Problem statement
The response should consist of the data reproduced word for word.

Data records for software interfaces
....
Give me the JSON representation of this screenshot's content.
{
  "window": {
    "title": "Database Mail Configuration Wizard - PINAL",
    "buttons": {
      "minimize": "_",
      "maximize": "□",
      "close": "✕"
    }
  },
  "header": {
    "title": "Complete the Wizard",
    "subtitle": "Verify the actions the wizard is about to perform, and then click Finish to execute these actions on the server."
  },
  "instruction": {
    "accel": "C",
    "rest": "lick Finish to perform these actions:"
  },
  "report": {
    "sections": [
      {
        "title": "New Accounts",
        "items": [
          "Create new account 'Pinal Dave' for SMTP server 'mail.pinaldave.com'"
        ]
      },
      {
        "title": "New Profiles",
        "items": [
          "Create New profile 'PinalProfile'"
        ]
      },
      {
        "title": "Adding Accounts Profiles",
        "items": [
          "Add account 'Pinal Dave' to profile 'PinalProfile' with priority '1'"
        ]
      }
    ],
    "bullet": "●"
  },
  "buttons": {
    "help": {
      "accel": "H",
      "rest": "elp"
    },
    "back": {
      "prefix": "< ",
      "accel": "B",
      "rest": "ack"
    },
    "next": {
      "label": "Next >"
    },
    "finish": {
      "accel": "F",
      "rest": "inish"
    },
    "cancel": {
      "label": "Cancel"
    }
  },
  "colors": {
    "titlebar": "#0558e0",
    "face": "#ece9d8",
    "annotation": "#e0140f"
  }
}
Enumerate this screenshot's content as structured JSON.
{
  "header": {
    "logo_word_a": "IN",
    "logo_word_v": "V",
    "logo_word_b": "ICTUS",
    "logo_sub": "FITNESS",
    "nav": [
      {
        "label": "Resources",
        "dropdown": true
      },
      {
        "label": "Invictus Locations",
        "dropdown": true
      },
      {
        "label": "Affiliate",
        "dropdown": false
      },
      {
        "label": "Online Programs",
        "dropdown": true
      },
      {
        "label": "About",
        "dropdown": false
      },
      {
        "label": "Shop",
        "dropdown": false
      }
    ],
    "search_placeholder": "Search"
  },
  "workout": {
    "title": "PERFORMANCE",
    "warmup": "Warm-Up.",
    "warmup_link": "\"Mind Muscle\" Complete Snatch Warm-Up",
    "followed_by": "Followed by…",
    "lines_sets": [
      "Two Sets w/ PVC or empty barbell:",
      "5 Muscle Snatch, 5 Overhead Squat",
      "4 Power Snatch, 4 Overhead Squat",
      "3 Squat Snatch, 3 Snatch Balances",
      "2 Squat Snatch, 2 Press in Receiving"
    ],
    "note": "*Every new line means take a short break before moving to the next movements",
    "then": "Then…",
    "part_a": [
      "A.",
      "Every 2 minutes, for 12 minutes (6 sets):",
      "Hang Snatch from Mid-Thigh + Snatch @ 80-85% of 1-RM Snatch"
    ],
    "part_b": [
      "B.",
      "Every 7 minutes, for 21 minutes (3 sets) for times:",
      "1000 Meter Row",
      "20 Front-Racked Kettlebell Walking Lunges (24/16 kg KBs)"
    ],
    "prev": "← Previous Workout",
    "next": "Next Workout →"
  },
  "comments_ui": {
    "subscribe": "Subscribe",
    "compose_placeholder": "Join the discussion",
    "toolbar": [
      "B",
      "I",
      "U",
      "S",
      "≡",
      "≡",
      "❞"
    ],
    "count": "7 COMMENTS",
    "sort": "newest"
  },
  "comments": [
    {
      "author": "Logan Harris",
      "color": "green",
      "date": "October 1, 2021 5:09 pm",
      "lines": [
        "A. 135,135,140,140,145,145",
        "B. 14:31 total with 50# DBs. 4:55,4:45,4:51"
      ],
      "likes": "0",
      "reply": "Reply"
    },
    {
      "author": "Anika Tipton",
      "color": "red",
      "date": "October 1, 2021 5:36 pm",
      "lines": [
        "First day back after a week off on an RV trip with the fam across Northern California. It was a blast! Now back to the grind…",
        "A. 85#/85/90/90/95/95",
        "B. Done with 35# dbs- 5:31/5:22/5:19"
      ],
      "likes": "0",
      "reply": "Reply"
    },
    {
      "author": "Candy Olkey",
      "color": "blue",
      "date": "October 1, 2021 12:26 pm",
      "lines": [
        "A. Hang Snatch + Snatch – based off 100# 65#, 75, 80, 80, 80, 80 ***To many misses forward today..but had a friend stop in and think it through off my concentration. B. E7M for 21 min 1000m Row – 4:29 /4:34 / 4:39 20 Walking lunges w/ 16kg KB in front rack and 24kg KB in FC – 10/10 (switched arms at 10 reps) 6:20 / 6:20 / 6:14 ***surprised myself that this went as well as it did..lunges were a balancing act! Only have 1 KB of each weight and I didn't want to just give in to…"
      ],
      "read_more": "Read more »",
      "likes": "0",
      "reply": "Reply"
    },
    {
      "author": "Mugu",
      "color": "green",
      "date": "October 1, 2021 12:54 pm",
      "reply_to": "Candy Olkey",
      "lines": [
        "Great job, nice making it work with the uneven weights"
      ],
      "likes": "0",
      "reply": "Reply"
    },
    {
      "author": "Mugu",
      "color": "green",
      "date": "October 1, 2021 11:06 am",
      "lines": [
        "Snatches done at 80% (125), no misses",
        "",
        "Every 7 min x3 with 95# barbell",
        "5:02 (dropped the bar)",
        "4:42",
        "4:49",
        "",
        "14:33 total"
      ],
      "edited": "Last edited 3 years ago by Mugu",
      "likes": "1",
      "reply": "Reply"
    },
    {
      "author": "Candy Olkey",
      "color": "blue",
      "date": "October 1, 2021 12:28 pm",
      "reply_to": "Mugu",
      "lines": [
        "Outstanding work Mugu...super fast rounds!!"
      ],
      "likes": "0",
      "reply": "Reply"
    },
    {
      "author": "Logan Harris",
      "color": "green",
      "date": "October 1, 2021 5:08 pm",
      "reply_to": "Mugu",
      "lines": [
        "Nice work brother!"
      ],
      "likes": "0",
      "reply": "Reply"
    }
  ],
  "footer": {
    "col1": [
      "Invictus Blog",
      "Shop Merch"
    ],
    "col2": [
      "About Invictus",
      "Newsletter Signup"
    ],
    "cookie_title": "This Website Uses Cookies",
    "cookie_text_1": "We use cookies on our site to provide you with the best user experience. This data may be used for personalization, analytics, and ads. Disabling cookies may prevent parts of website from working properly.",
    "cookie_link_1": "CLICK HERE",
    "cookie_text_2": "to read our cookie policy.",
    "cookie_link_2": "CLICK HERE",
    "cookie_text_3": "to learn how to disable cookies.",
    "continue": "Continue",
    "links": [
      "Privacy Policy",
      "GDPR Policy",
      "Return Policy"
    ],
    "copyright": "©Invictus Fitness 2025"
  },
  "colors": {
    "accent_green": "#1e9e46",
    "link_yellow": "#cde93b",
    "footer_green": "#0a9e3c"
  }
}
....
Worked solution
Give me the JSON representation of this screenshot's content.
{
  "window": {
    "title": "Database Mail Configuration Wizard - PINAL",
    "buttons": {
      "minimize": "_",
      "maximize": "□",
      "close": "✕"
    }
  },
  "header": {
    "title": "Complete the Wizard",
    "subtitle": "Verify the actions the wizard is about to perform, and then click Finish to execute these actions on the server."
  },
  "instruction": {
    "accel": "C",
    "rest": "lick Finish to perform these actions:"
  },
  "report": {
    "sections": [
      {
        "title": "New Accounts",
        "items": [
          "Create new account 'Pinal Dave' for SMTP server 'mail.pinaldave.com'"
        ]
      },
      {
        "title": "New Profiles",
        "items": [
          "Create New profile 'PinalProfile'"
        ]
      },
      {
        "title": "Adding Accounts Profiles",
        "items": [
          "Add account 'Pinal Dave' to profile 'PinalProfile' with priority '1'"
        ]
      }
    ],
    "bullet": "●"
  },
  "buttons": {
    "help": {
      "accel": "H",
      "rest": "elp"
    },
    "back": {
      "prefix": "< ",
      "accel": "B",
      "rest": "ack"
    },
    "next": {
      "label": "Next >"
    },
    "finish": {
      "accel": "F",
      "rest": "inish"
    },
    "cancel": {
      "label": "Cancel"
    }
  },
  "colors": {
    "titlebar": "#0558e0",
    "face": "#ece9d8",
    "annotation": "#e0140f"
  }
}
Enumerate this screenshot's content as structured JSON.
{
  "header": {
    "logo_word_a": "IN",
    "logo_word_v": "V",
    "logo_word_b": "ICTUS",
    "logo_sub": "FITNESS",
    "nav": [
      {
        "label": "Resources",
        "dropdown": true
      },
      {
        "label": "Invictus Locations",
        "dropdown": true
      },
      {
        "label": "Affiliate",
        "dropdown": false
      },
      {
        "label": "Online Programs",
        "dropdown": true
      },
      {
        "label": "About",
        "dropdown": false
      },
      {
        "label": "Shop",
        "dropdown": false
      }
    ],
    "search_placeholder": "Search"
  },
  "workout": {
    "title": "PERFORMANCE",
    "warmup": "Warm-Up.",
    "warmup_link": "\"Mind Muscle\" Complete Snatch Warm-Up",
    "followed_by": "Followed by…",
    "lines_sets": [
      "Two Sets w/ PVC or empty barbell:",
      "5 Muscle Snatch, 5 Overhead Squat",
      "4 Power Snatch, 4 Overhead Squat",
      "3 Squat Snatch, 3 Snatch Balances",
      "2 Squat Snatch, 2 Press in Receiving"
    ],
    "note": "*Every new line means take a short break before moving to the next movements",
    "then": "Then…",
    "part_a": [
      "A.",
      "Every 2 minutes, for 12 minutes (6 sets):",
      "Hang Snatch from Mid-Thigh + Snatch @ 80-85% of 1-RM Snatch"
    ],
    "part_b": [
      "B.",
      "Every 7 minutes, for 21 minutes (3 sets) for times:",
      "1000 Meter Row",
      "20 Front-Racked Kettlebell Walking Lunges (24/16 kg KBs)"
    ],
    "prev": "← Previous Workout",
    "next": "Next Workout →"
  },
  "comments_ui": {
    "subscribe": "Subscribe",
    "compose_placeholder": "Join the discussion",
    "toolbar": [
      "B",
      "I",
      "U",
      "S",
      "≡",
      "≡",
      "❞"
    ],
    "count": "7 COMMENTS",
    "sort": "newest"
  },
  "comments": [
    {
      "author": "Logan Harris",
      "color": "green",
      "date": "October 1, 2021 5:09 pm",
      "lines": [
        "A. 135,135,140,140,145,145",
        "B. 14:31 total with 50# DBs. 4:55,4:45,4:51"
      ],
      "likes": "0",
      "reply": "Reply"
    },
    {
      "author": "Anika Tipton",
      "color": "red",
      "date": "October 1, 2021 5:36 pm",
      "lines": [
        "First day back after a week off on an RV trip with the fam across Northern California. It was a blast! Now back to the grind…",
        "A. 85#/85/90/90/95/95",
        "B. Done with 35# dbs- 5:31/5:22/5:19"
      ],
      "likes": "0",
      "reply": "Reply"
    },
    {
      "author": "Candy Olkey",
      "color": "blue",
      "date": "October 1, 2021 12:26 pm",
      "lines": [
        "A. Hang Snatch + Snatch – based off 100# 65#, 75, 80, 80, 80, 80 ***To many misses forward today..but had a friend stop in and think it through off my concentration. B. E7M for 21 min 1000m Row – 4:29 /4:34 / 4:39 20 Walking lunges w/ 16kg KB in front rack and 24kg KB in FC – 10/10 (switched arms at 10 reps) 6:20 / 6:20 / 6:14 ***surprised myself that this went as well as it did..lunges were a balancing act! Only have 1 KB of each weight and I didn't want to just give in to…"
      ],
      "read_more": "Read more »",
      "likes": "0",
      "reply": "Reply"
    },
    {
      "author": "Mugu",
      "color": "green",
      "date": "October 1, 2021 12:54 pm",
      "reply_to": "Candy Olkey",
      "lines": [
        "Great job, nice making it work with the uneven weights"
      ],
      "likes": "0",
      "reply": "Reply"
    },
    {
      "author": "Mugu",
      "color": "green",
      "date": "October 1, 2021 11:06 am",
      "lines": [
        "Snatches done at 80% (125), no misses",
        "",
        "Every 7 min x3 with 95# barbell",
        "5:02 (dropped the bar)",
        "4:42",
        "4:49",
        "",
        "14:33 total"
      ],
      "edited": "Last edited 3 years ago by Mugu",
      "likes": "1",
      "reply": "Reply"
    },
    {
      "author": "Candy Olkey",
      "color": "blue",
      "date": "October 1, 2021 12:28 pm",
      "reply_to": "Mugu",
      "lines": [
        "Outstanding work Mugu...super fast rounds!!"
      ],
      "likes": "0",
      "reply": "Reply"
    },
    {
      "author": "Logan Harris",
      "color": "green",
      "date": "October 1, 2021 5:08 pm",
      "reply_to": "Mugu",
      "lines": [
        "Nice work brother!"
      ],
      "likes": "0",
      "reply": "Reply"
    }
  ],
  "footer": {
    "col1": [
      "Invictus Blog",
      "Shop Merch"
    ],
    "col2": [
      "About Invictus",
      "Newsletter Signup"
    ],
    "cookie_title": "This Website Uses Cookies",
    "cookie_text_1": "We use cookies on our site to provide you with the best user experience. This data may be used for personalization, analytics, and ads. Disabling cookies may prevent parts of website from working properly.",
    "cookie_link_1": "CLICK HERE",
    "cookie_text_2": "to read our cookie policy.",
    "cookie_link_2": "CLICK HERE",
    "cookie_text_3": "to learn how to disable cookies.",
    "continue": "Continue",
    "links": [
      "Privacy Policy",
      "GDPR Policy",
      "Return Policy"
    ],
    "copyright": "©Invictus Fitness 2025"
  },
  "colors": {
    "accent_green": "#1e9e46",
    "link_yellow": "#cde93b",
    "footer_green": "#0a9e3c"
  }
}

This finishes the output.